Sawtooth Software: The Survey Software of Choice

Dual-Response MaxDiff for Anchored Scaling

MaxDiff (best-worst scaling) has been successful and popular among Sawtooth Software users. It is a powerful and flexible scaling technique for scoring multiple items. In each question, respondents are shown typically four or five items and are asked to mark which item is best and which is worst (or most important/least important). It takes longer to complete a MaxDiff questionnaire than a ratings grid on the items. But, the results typically are worth the extra effort.

Despite all the benefits of MaxDiff, an issue that sometimes leads to concern is that the scores are placed on a relative (ipsative) scale rather than an absolute scale. For example, for each respondent, we obtain a priority ordering of items on an interval scale. But, each question only allows respondents to say which item is best and which is worst. Respondents cannot tell us that most or all the items are really good, or most or all the items are really bad. This means that the scale is not anchored to any meaningful reference point, such as a point indicating zero preference or a threshold indicated the boundary between good and bad items.

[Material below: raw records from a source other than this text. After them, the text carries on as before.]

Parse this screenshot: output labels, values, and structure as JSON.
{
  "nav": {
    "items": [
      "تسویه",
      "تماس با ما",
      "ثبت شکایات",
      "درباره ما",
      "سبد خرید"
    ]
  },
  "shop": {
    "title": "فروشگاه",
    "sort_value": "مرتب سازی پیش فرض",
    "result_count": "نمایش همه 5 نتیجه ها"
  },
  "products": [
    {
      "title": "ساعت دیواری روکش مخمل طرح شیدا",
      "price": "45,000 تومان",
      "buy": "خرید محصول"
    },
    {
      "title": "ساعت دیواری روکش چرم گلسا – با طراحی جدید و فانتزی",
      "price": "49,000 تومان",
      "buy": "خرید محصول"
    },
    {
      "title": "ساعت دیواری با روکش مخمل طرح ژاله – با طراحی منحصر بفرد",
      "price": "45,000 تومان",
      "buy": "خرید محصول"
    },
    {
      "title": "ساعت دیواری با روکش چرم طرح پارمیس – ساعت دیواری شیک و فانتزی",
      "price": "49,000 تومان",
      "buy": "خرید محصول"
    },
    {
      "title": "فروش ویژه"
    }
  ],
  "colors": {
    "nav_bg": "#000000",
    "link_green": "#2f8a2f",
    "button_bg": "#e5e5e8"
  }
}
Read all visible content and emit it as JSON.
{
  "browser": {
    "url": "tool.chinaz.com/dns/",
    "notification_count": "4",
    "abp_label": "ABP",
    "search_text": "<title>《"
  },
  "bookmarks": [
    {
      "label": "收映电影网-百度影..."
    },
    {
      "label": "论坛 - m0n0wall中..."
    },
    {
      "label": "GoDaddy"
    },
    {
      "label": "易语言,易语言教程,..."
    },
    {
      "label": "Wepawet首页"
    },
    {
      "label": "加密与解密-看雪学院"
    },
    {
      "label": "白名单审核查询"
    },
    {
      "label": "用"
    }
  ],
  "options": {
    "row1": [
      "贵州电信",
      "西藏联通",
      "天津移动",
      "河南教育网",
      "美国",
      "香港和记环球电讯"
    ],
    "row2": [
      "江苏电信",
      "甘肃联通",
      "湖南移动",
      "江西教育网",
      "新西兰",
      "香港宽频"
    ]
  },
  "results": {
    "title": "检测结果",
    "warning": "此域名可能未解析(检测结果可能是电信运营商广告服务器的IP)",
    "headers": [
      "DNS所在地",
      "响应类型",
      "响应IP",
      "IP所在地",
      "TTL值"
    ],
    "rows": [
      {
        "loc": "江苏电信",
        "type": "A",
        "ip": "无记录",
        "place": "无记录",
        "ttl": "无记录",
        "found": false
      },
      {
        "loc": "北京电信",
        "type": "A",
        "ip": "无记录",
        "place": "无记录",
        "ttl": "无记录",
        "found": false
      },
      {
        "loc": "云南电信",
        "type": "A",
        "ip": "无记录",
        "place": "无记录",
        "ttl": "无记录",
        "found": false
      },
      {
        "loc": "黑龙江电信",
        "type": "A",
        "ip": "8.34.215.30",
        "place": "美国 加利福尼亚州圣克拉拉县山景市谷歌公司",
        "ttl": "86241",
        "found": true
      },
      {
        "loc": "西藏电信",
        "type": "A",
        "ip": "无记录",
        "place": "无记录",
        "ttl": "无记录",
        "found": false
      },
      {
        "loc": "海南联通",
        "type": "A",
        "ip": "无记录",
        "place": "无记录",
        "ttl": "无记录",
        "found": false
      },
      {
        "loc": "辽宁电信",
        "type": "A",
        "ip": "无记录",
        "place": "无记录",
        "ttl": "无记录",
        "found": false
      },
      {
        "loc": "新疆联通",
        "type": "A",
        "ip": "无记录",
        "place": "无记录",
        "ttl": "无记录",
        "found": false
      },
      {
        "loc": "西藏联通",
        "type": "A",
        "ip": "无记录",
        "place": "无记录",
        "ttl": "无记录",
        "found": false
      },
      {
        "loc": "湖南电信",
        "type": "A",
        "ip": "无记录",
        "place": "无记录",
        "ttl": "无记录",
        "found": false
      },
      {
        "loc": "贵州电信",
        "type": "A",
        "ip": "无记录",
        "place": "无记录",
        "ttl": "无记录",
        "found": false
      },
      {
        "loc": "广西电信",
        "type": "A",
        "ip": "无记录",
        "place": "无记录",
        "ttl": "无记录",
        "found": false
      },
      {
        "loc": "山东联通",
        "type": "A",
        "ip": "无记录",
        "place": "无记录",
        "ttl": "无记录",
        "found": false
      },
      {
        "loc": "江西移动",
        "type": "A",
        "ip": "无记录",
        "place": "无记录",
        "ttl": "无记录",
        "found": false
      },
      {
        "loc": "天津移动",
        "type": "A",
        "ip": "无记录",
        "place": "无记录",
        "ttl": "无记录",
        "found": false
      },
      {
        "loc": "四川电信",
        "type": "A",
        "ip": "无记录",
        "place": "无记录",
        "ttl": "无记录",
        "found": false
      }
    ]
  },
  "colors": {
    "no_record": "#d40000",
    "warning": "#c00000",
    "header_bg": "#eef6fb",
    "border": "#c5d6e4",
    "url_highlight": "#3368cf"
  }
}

Some pretty sophisticated models that fuse traditional rating data with MaxDiff choices have been proposed and presented at our conferences. These are challenging to implement, and they also rely on the problematic ratings question (such as the 5-point scale).

The inventor of MaxDiff, Jordan Louviere, made a suggestion at the last Sawtooth Software regarding the relative scaling quandary. We followed up with him regarding details, and validated his approach with a methodological study (“Anchored Scaling in MaxDiff Using Dual-Response,” available in our Technical Papers Library at www.sawtoothsoftware.com).

Jordan’s idea is very straightforward. Rather than trying to resolve the relative scaling issue with a sophisticated model fusing rating scale data with choice data, he simply adds another (a “dual”) choice question to each MaxDiff task.

After asking which item is most and least important, Jordan suggests that we ask another question (directly below the standard MaxDiff question):

Considering just these 4 features...
        O   All 4 are important
        O   None of these 4 are important
        O   Some are important, some are not

Our research suggests that this dual-stage add-on question only takes an additional 3 seconds on average per MaxDiff question.

The dual-response gives us the data to establish an anchor point for the scaling of items: the utility threshold between items deemed important vs. not important. For example, a respondent can express that most of the items are unimportant or most of the items are important. The “zero-point” in the resulting scores indicates the boundary between unimportant and important items. Items judged not important carry negative scores, and those that are important carry positive scores.

With existing SSI Web software, it’s very easy to add a dual-response question to MaxDiff tasks. But, analysis requires modifying the data file prior to submitting the data for Latent Class or HB estimation. The details for doing this are described in the white paper we referenced earlier in this article.

We are generally pleased with this approach, and plan to offer it as an option in a future version of MaxDiff software.